I was a Girl Scout when I was younger, so when the organization announced it would add financial literacy badges in 2011, I was thrilled.
It showed that this 101-year-old institution could adapt to the changing world and keep relevant.
But a recent decision by the Girl Scouts Hornets’ Nest Council, which covers 16,000 girls in North and South Carolina, has made me think twice about my enthusiasm.
This council partnered with SpendSmart Payments Co., a San Diego-based debit card company, which plans to provide the Girl Scouts a financial literacy education program.
That sounds nice, except SpendSmart also expects to pitch its expensive prepaid debit card to scouts 13 and older. In effect, SpendSmart has an open invitation to shove a product that doesn’t promote the kind of financial literacy teens should learn in the face of thousands of young people.
Most prepaid cards are a worse option than a typical bank account, and this is no exception. There are lots of fees: 75 cents to load money from a checking or savings account; $2.95 if it’s coming from a debit or credit card. ATM withdrawals will cost you $1.50 each, and balance inquiries come with a 50-cent charge.
Don’t use the card? You’ll be docked $3 for 30 days of inactivity.
And then there’s the $3.95 monthly fee, which comes to just under $50 a year.
Now, there are some prepaid debit cards that are worth the hassle, especially for people for whom bank accounts can be expensive. But why would a 13-year-old need to pay $50 for someone else to keep their money, especially when many banks offer free accounts to kids?

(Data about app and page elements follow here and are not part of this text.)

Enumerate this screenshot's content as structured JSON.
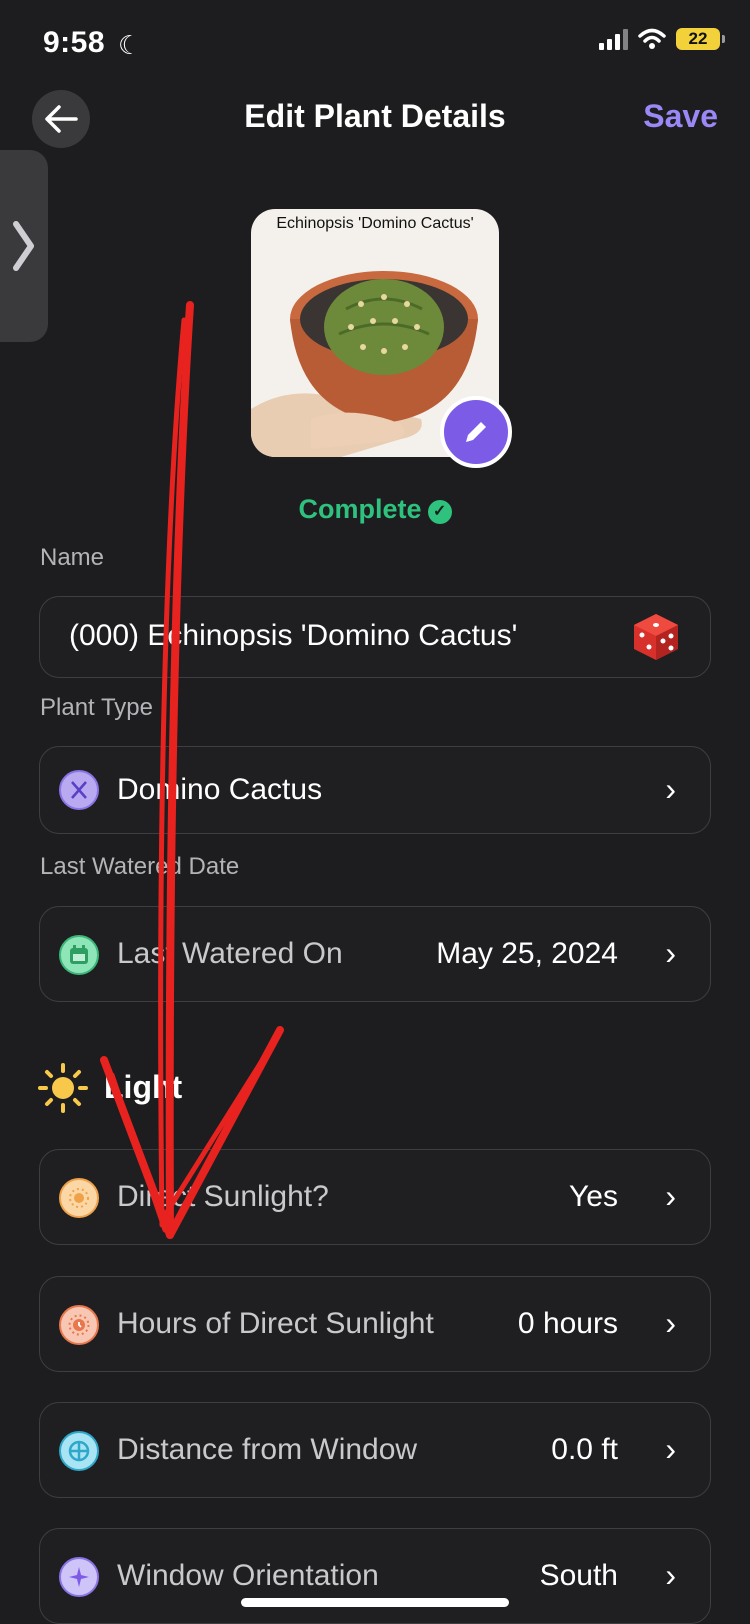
{
  "status_bar": {
    "time": "9:58",
    "battery": "22"
  },
  "header": {
    "title": "Edit Plant Details",
    "save_label": "Save"
  },
  "photo": {
    "caption": "Echinopsis 'Domino Cactus'"
  },
  "status": {
    "label": "Complete"
  },
  "name": {
    "label": "Name",
    "value": "(000) Echinopsis 'Domino Cactus'"
  },
  "plant_type": {
    "label": "Plant Type",
    "value": "Domino Cactus"
  },
  "last_watered": {
    "label": "Last Watered Date",
    "field_label": "Last Watered On",
    "value": "May 25, 2024"
  },
  "light": {
    "section_title": "Light",
    "items": [
      {
        "label": "Direct Sunlight?",
        "value": "Yes"
      },
      {
        "label": "Hours of Direct Sunlight",
        "value": "0 hours"
      },
      {
        "label": "Distance from Window",
        "value": "0.0 ft"
      },
      {
        "label": "Window Orientation",
        "value": "South"
      }
    ]
  },
  "colors": {
    "accent": "#7c5ce6",
    "save": "#9b87f5",
    "complete": "#2ec27e",
    "annotation": "#e8231f"
  }
}
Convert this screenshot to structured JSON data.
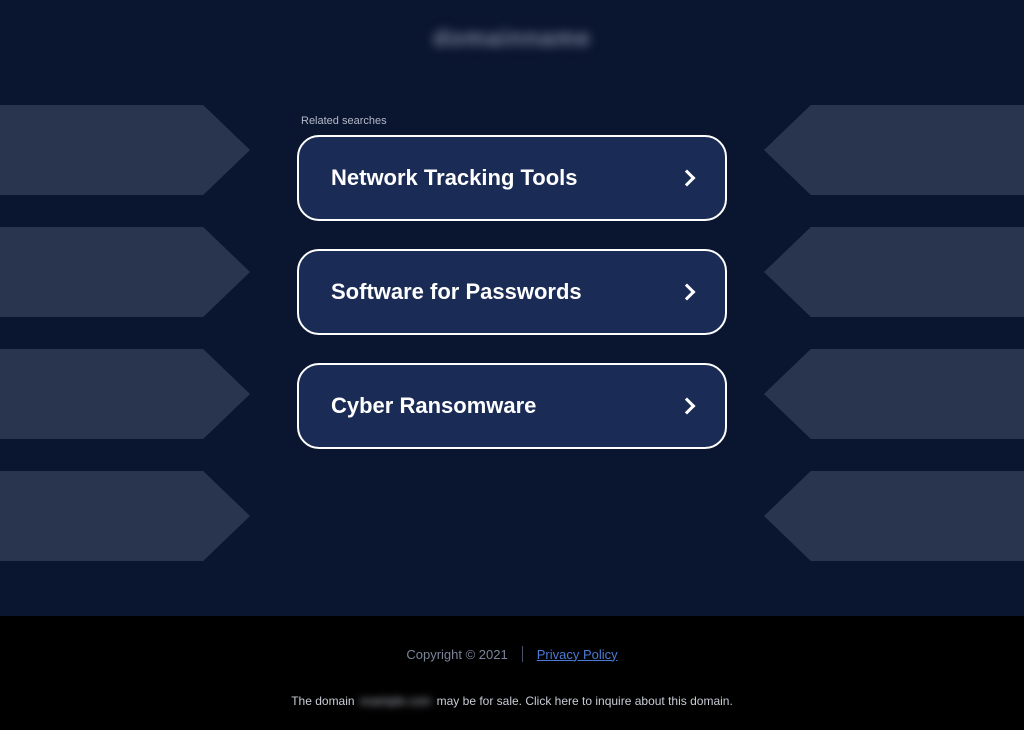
{
  "header": {
    "logo_text": "domainname"
  },
  "search": {
    "related_label": "Related searches",
    "items": [
      {
        "label": "Network Tracking Tools"
      },
      {
        "label": "Software for Passwords"
      },
      {
        "label": "Cyber Ransomware"
      }
    ]
  },
  "footer": {
    "copyright": "Copyright © 2021",
    "privacy_link": "Privacy Policy",
    "domain_prefix": "The domain",
    "domain_blur": "example.com",
    "domain_suffix": "may be for sale. Click here to inquire about this domain."
  }
}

How is that sound financial literacy?
It’s not, nor is a lot of other financial advice that SpendSmart doles out through another of its operations, Billmyparents.com (yes, that’s really what it’s called).
Through this site, SpendSmart offers a free financial literacy ebook (which demands you enter an email address, after which they spam you). In that ebook, SpendSmart talks about teaching your kid how to handle money without “exposing them to the risks associated with cash.”
That it’s not going to generate fees for SpendSmart, which is a publicly traded company? According to the ebook, “Handing cash to your teens will not teach them positive habits because of cash’s inherent lack of track-ability [sic]. It’s inability to be tracked means that personal responsibility and accountability for purchases is low.”
I get it. SpendSmart thinks the ability to monitor spending is a good feature. But that’s a feature for the parents (and can be replicated with a bank debit card).
Only a prepaid debit card company would write such a thing and call it personal finance education. Learning to use cash is a key part of being responsible with money, and many budget programs involve using cash instead of plastic because it’s harder to part with paper money, and when it’s gone, it’s gone.
I wanted to know the details of this arrangement — maybe this group of Girl Scouts is cash-strapped and getting a cut — but after much back and forth, the council declined an interview.
I’m going to err on the side of the Girl Scouts’ long, successful history of helping young women and guess this wasn’t an evil move, just a stupid one.
The best thing to happen here would be for the Hornets’ Nest Council to reconsider its decision and cancel the partnership. SpendSmart told a Kansas City Star columnist it hopes the partnership will serve as a model for other Girl Scout councils around the country.
I sure hope not.